To ask the Secretary of State for Environment, Food and Rural Affairs (1) what his most recent estimate is of (a) the number of batteries used by UK households and (b) the number of batteries collected for recycling from UK households in each year since 1997, broken down by battery type; and if he will make a statement; (106425)

(2) what requirements are made of local authorities to provide facilities for the recycling of batteries; and if he will make a statement.

Recent consultancy work, carried out on behalf of DEFRA, estimates that 24,850 tonnes of household batteries were sold in the UK in 2003. The great majority of these were alkaline manganese and zinc carbon varieties. There has been no legislative requirement for waste household batteries to be separately collected and detailed statistics have not therefore been kept. However, we estimate that various local voluntary schemes have resulted in a capture rate of less than 2 per cent.

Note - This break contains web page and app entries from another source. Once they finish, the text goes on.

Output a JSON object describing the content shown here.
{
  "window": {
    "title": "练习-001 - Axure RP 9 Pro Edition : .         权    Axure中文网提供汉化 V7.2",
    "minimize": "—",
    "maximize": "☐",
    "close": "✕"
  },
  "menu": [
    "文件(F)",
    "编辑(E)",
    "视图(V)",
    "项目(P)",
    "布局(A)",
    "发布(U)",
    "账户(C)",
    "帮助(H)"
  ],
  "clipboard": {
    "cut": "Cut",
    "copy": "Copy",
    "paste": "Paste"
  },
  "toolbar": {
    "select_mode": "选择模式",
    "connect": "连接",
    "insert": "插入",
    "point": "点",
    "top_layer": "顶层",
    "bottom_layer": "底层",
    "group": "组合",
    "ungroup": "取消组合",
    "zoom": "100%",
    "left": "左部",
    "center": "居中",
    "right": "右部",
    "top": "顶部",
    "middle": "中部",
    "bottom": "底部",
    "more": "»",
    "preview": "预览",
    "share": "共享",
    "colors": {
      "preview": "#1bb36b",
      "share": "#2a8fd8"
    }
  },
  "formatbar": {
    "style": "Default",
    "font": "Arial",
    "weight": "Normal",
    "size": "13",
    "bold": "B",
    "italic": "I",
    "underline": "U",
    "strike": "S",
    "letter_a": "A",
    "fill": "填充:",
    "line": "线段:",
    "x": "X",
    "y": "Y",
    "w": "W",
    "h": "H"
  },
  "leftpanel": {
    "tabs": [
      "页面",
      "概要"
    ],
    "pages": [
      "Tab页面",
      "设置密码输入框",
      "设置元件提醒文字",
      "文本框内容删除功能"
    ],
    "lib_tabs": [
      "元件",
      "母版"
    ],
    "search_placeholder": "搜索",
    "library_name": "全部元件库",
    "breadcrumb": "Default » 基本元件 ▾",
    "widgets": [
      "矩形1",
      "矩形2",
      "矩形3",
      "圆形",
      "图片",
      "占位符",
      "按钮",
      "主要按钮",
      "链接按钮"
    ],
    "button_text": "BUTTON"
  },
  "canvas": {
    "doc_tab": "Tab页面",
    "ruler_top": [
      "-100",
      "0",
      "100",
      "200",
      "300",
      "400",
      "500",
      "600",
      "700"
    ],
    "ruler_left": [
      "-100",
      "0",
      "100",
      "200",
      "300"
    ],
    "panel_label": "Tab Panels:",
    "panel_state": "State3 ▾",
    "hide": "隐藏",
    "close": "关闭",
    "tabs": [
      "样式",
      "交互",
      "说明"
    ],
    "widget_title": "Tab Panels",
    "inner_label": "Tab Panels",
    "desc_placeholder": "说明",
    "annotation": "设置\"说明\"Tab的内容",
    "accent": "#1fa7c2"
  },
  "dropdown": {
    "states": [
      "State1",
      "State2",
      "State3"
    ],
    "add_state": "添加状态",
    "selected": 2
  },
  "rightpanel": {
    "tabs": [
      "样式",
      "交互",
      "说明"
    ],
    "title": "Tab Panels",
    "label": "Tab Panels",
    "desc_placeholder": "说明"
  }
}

The Batteries and Accumulators Directive (2006/66/EC) came into force on 26 September 2006. Member states have two years to transpose this measure into national law. This is a ‚Äúproducer responsibility‚ÄĚ directive and, as such, the onus on collection and recycling will fall on battery producers in the first instance. However, local authorities are also likely to play a role given their current involvement in the collection of household waste. The exact form this may take will not be decided until the completion of formal domestic consultation with all parties concerned.

The Waste and Resources Action Programme (WRAP) is currently working in partnership with a range of local authorities and not-for-profit organisations which already run recycling collection services on a number of pilot battery collection schemes.